Thousands of students from across Loudoun County walked out of class for 17 minutes, a minute of silent remembrance for each of the 17 students and staff killed in a Parkland, Florida High School, by an AR 15 wielded by 19-year-old Nikolas Jacob Cruz.
The students also assembled to protest automatic and semi-automatic weapons that, according to an organizer at the Seneca Ridge Middle School walkout, Lane Thimmesch, have no practical use, and can only be used to hunt people.
The students in Loudoun County joined a massive national protest, from New York to Seattle, and many small towns and communities in between, on March 14, 2017, one month after the Florida shooting.
The demonstrators permitted to speak or carry a sign said that they’d had “enough” of “hope and prayers” and wanted “action,” demanding that elected officials protect them from gunfire and death.
In Loudoun County, among the published Student’s Rights and Responsibilities, students have a right to “freedom of expression” through “speech, peaceful assembly, petition, and other lawful means provided such expression does not cause substantial disruption …”
Ironically, we instruct our students that the “Boston Tea Party,” throwing 342 chests of British East India Company tea into the harbor waters, that “cursed weed,” was a righteous protest.
Now that’s what we might call “disruption” that was “substantial.”
We require our students to read Henry David Thoreau who declared that non-cooperation with evil is a moral obligation. A legislative protocol that fails to protect students from gun violence for questionable policy reasons could fairly be considered “evil.”
The ACLU confessed to Loudoun School Superintendent Eric Williams that they were greatly disappointed that the County failed “to support the efforts of their [County] students who [chose] to participate in this historic student walkout.”
The Loudoun County Public School Administration instead warned Students that they would be disciplined if they participated in the “walkout” and “disrupted” the school day.
Some students argued that the test was “substantial” and the planned walkout was not “disruptive” and not “substantial” by any fair measure.
Among the offenses, according to the County School policy, was any “unauthorized marches or walkouts,” or “leav[ing] class without permission.”
“Administrators” were directed to issue “clear communications” that “students who leave class … will receive the appropriate disciplinary action.”
The County defined “political activities” as “including walkouts” and underscored the fact that “student walkouts are not sanctioned activities” and those who participate “in a walkout or other political activity should be noted …” School Administrators were to take down the names of “protesters” who “walk out.”
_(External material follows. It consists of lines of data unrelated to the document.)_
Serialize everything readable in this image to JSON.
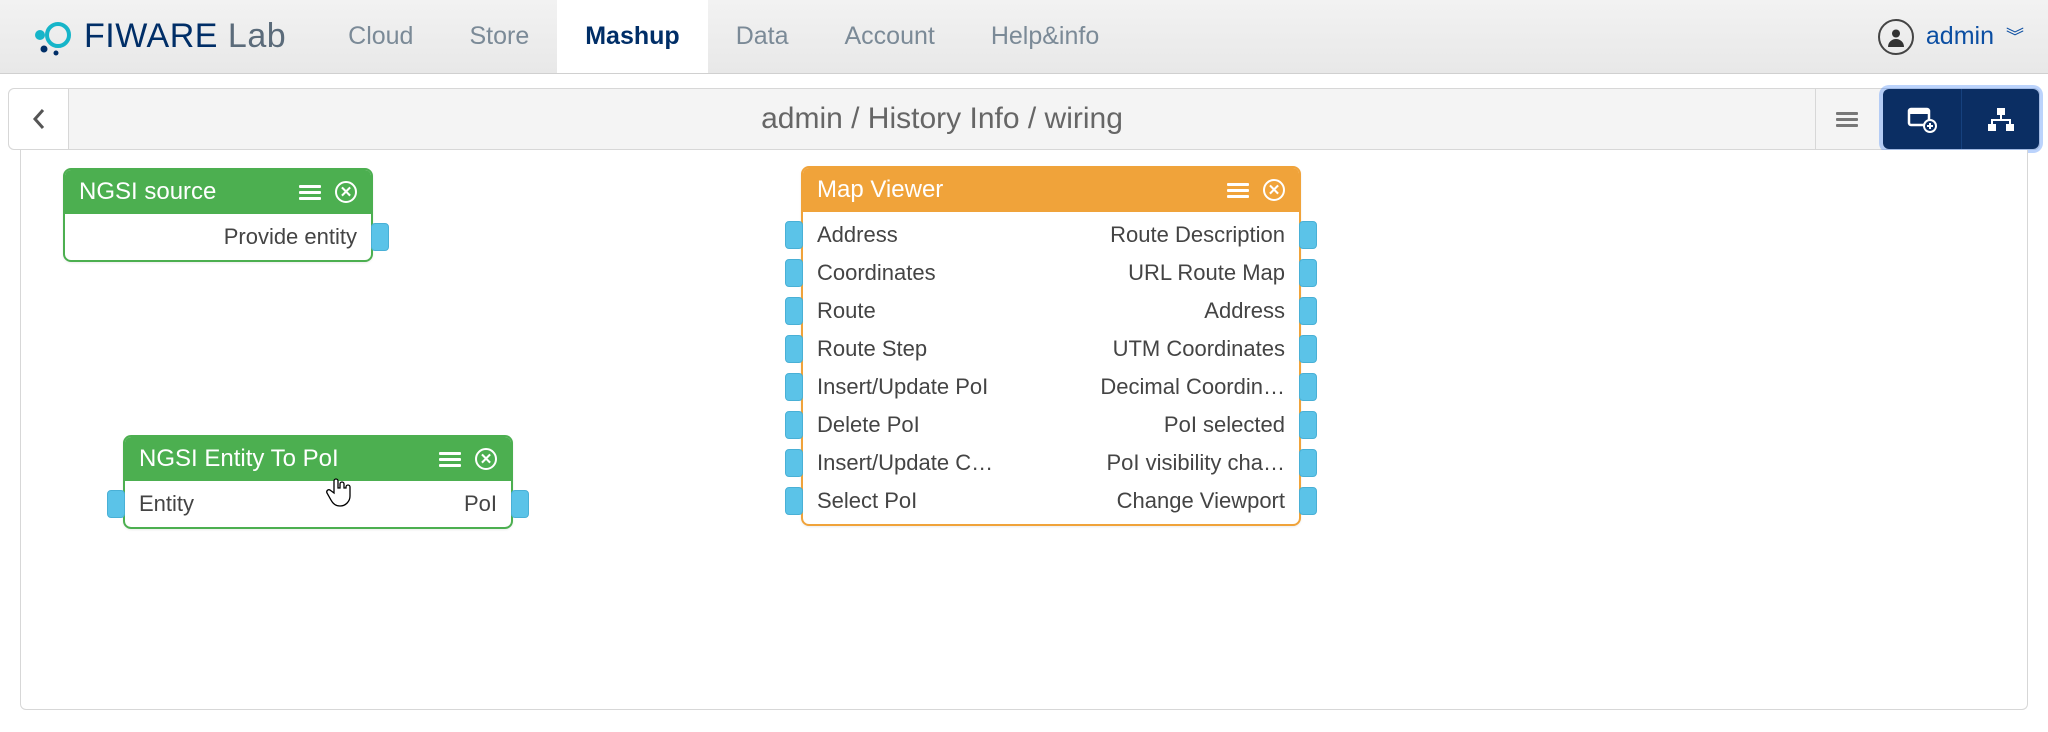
{
  "brand": {
    "name": "FIWARE",
    "suffix": "Lab"
  },
  "nav": {
    "items": [
      {
        "label": "Cloud",
        "active": false
      },
      {
        "label": "Store",
        "active": false
      },
      {
        "label": "Mashup",
        "active": true
      },
      {
        "label": "Data",
        "active": false
      },
      {
        "label": "Account",
        "active": false
      },
      {
        "label": "Help&info",
        "active": false
      }
    ]
  },
  "user": {
    "name": "admin"
  },
  "breadcrumb": "admin / History Info / wiring",
  "toolbar": {
    "back": "back",
    "menu": "menu",
    "add_widget": "add-widget",
    "wiring_view": "wiring-view"
  },
  "nodes": {
    "ngsi_source": {
      "title": "NGSI source",
      "outputs": [
        "Provide entity"
      ]
    },
    "ngsi_entity_to_poi": {
      "title": "NGSI Entity To PoI",
      "inputs": [
        "Entity"
      ],
      "outputs": [
        "PoI"
      ]
    },
    "map_viewer": {
      "title": "Map Viewer",
      "rows": [
        {
          "in": "Address",
          "out": "Route Description"
        },
        {
          "in": "Coordinates",
          "out": "URL Route Map"
        },
        {
          "in": "Route",
          "out": "Address"
        },
        {
          "in": "Route Step",
          "out": "UTM Coordinates"
        },
        {
          "in": "Insert/Update PoI",
          "out": "Decimal Coordin…"
        },
        {
          "in": "Delete PoI",
          "out": "PoI selected"
        },
        {
          "in": "Insert/Update C…",
          "out": "PoI visibility cha…"
        },
        {
          "in": "Select PoI",
          "out": "Change Viewport"
        }
      ]
    }
  }
}
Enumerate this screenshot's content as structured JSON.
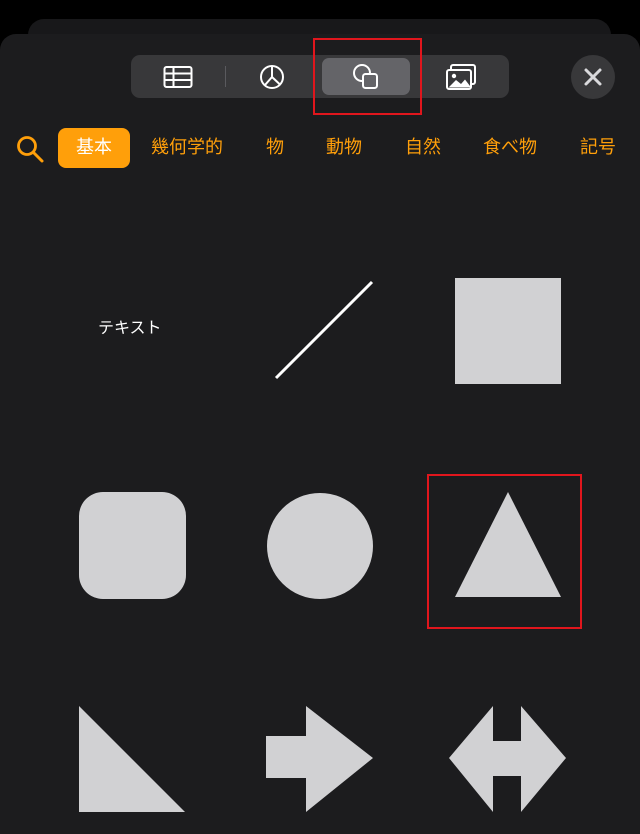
{
  "toolbar": {
    "tabs": [
      {
        "name": "table",
        "icon": "table-icon",
        "selected": false
      },
      {
        "name": "chart",
        "icon": "pie-chart-icon",
        "selected": false
      },
      {
        "name": "shape",
        "icon": "shapes-icon",
        "selected": true
      },
      {
        "name": "media",
        "icon": "photo-icon",
        "selected": false
      }
    ],
    "close_icon": "close-icon"
  },
  "categories": {
    "search_icon": "search-icon",
    "items": [
      {
        "label": "基本",
        "active": true
      },
      {
        "label": "幾何学的",
        "active": false
      },
      {
        "label": "物",
        "active": false
      },
      {
        "label": "動物",
        "active": false
      },
      {
        "label": "自然",
        "active": false
      },
      {
        "label": "食べ物",
        "active": false
      },
      {
        "label": "記号",
        "active": false
      }
    ]
  },
  "shapes": {
    "text_label": "テキスト",
    "items": [
      "text",
      "line",
      "square",
      "rounded-square",
      "circle",
      "triangle",
      "right-triangle",
      "arrow",
      "double-arrow"
    ]
  },
  "colors": {
    "accent": "#ff9f0a",
    "shape_fill": "#d1d1d3",
    "highlight": "#e0161d",
    "background": "#1c1c1e"
  }
}
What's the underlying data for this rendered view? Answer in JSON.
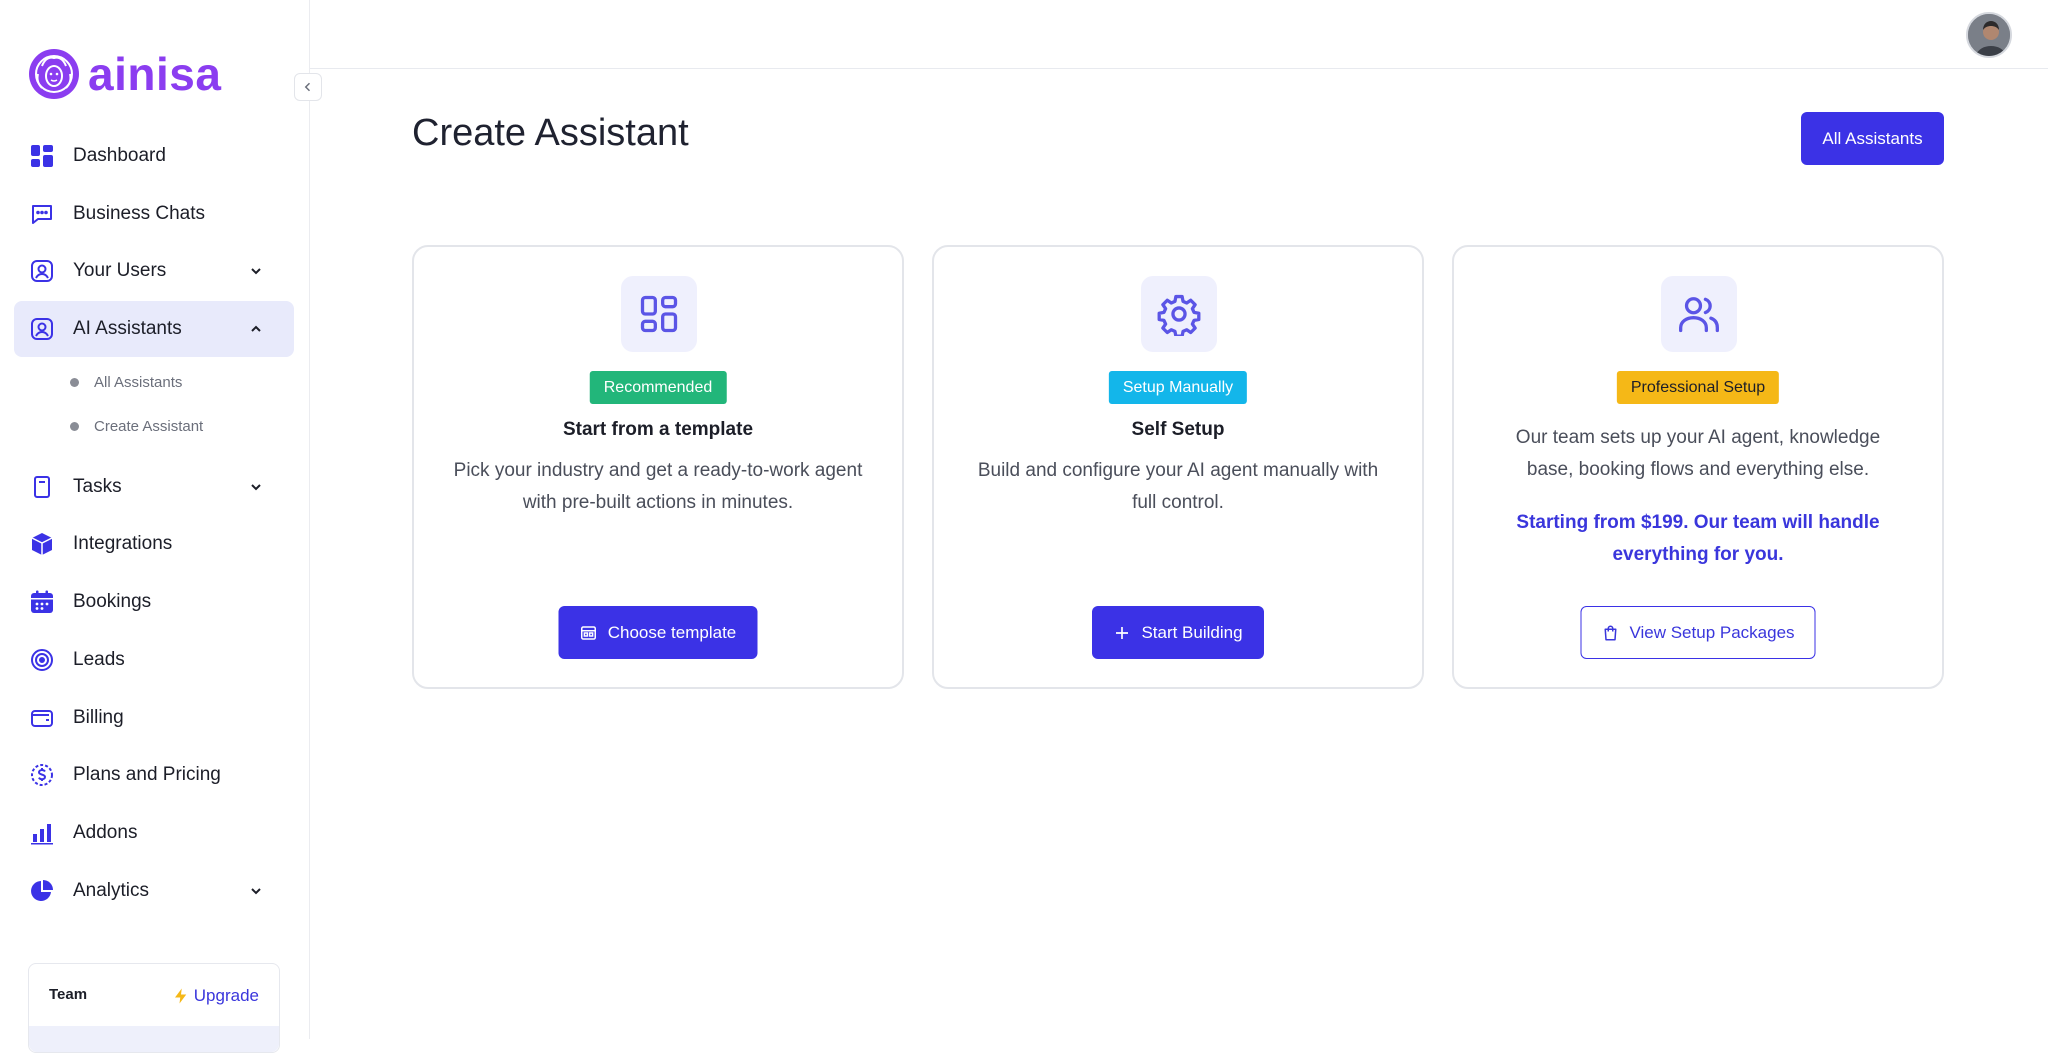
{
  "brand": {
    "name": "ainisa",
    "color": "#8b3df0"
  },
  "sidebar": {
    "items": [
      {
        "label": "Dashboard",
        "icon": "dashboard-icon"
      },
      {
        "label": "Business Chats",
        "icon": "chat-icon"
      },
      {
        "label": "Your Users",
        "icon": "user-icon",
        "expandable": true
      },
      {
        "label": "AI Assistants",
        "icon": "assistant-icon",
        "expandable": true,
        "expanded": true
      },
      {
        "label": "Tasks",
        "icon": "clipboard-icon",
        "expandable": true
      },
      {
        "label": "Integrations",
        "icon": "cube-icon"
      },
      {
        "label": "Bookings",
        "icon": "calendar-icon"
      },
      {
        "label": "Leads",
        "icon": "target-icon"
      },
      {
        "label": "Billing",
        "icon": "wallet-icon"
      },
      {
        "label": "Plans and Pricing",
        "icon": "dollar-icon"
      },
      {
        "label": "Addons",
        "icon": "bar-chart-icon"
      },
      {
        "label": "Analytics",
        "icon": "pie-chart-icon",
        "expandable": true
      }
    ],
    "ai_assistants_sub": [
      {
        "label": "All Assistants"
      },
      {
        "label": "Create Assistant"
      }
    ],
    "team_card": {
      "label": "Team",
      "upgrade_label": "Upgrade"
    }
  },
  "main": {
    "title": "Create Assistant",
    "all_assistants_label": "All Assistants",
    "cards": [
      {
        "icon": "grid-icon",
        "badge": "Recommended",
        "badge_color": "#22b67a",
        "title": "Start from a template",
        "description": "Pick your industry and get a ready-to-work agent with pre-built actions in minutes.",
        "button_label": "Choose template",
        "button_icon": "template-icon"
      },
      {
        "icon": "gear-icon",
        "badge": "Setup Manually",
        "badge_color": "#13b6ea",
        "title": "Self Setup",
        "description": "Build and configure your AI agent manually with full control.",
        "button_label": "Start Building",
        "button_icon": "plus-icon"
      },
      {
        "icon": "users-icon",
        "badge": "Professional Setup",
        "badge_color": "#f5b817",
        "description": "Our team sets up your AI agent, knowledge base, booking flows and everything else.",
        "promo": "Starting from $199. Our team will handle everything for you.",
        "button_label": "View Setup Packages",
        "button_icon": "shopping-bag-icon"
      }
    ]
  },
  "colors": {
    "accent": "#3b32e6",
    "active_bg": "#e8eafb"
  }
}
One parent wrote that: “[T]hose [parents] that want ‘discipline’ or ‘consequences’ [for protesting] are missing the point or they just disagree with the student’s position.”
Parents said they were anxious how a son or daughter’s freedom to express a view about the Florida killings might result in a disciplinary action.
One parent said, “I told my son if he walks out during school hours he will lose the car and his phone. If it means that much to him, then he will walk, and consequences will be issued.”
One parent whose daughter attends Loudoun Valley High School in Purcellville said, “I encouraged my child to protest.”
As for the possible sanctions, she said, “The students were allowed to go outside since it was organized as part of ‘Wellness Wednesday.’”
Her daughter said, “’Wellness Wednesday’ is an extended period of time before classes once a month … [A] lot of people go to the auditorium or the cafeteria because there was nothing they wanted to sign up for …[at that time.]”
So, Loudoun Valley pretended the “walkout” was part of “Wellness Wednesday” as a cover story to slip past the sanctions.
Her mother said, “Sadly, that diminished the significance and the reason for the walkout …”
She also objected that, “Punishing the students was simply a way to diminish their [student] voices.”
At Loudoun Valley, parents were not allowed on school grounds to observe the demonstration by their children (pictured above). Nor was this correspondent (thus, the picture was taken from across the street off school grounds).
The students navigated the County’s obstacles, but especially the varying breadth of their First Amendment exertions depending on how School Administrators interpreted their license to constrain student “speech.”
The students now know their “free speech” is not “free.”
The County shouldn’t be surprised if that’s the next protest.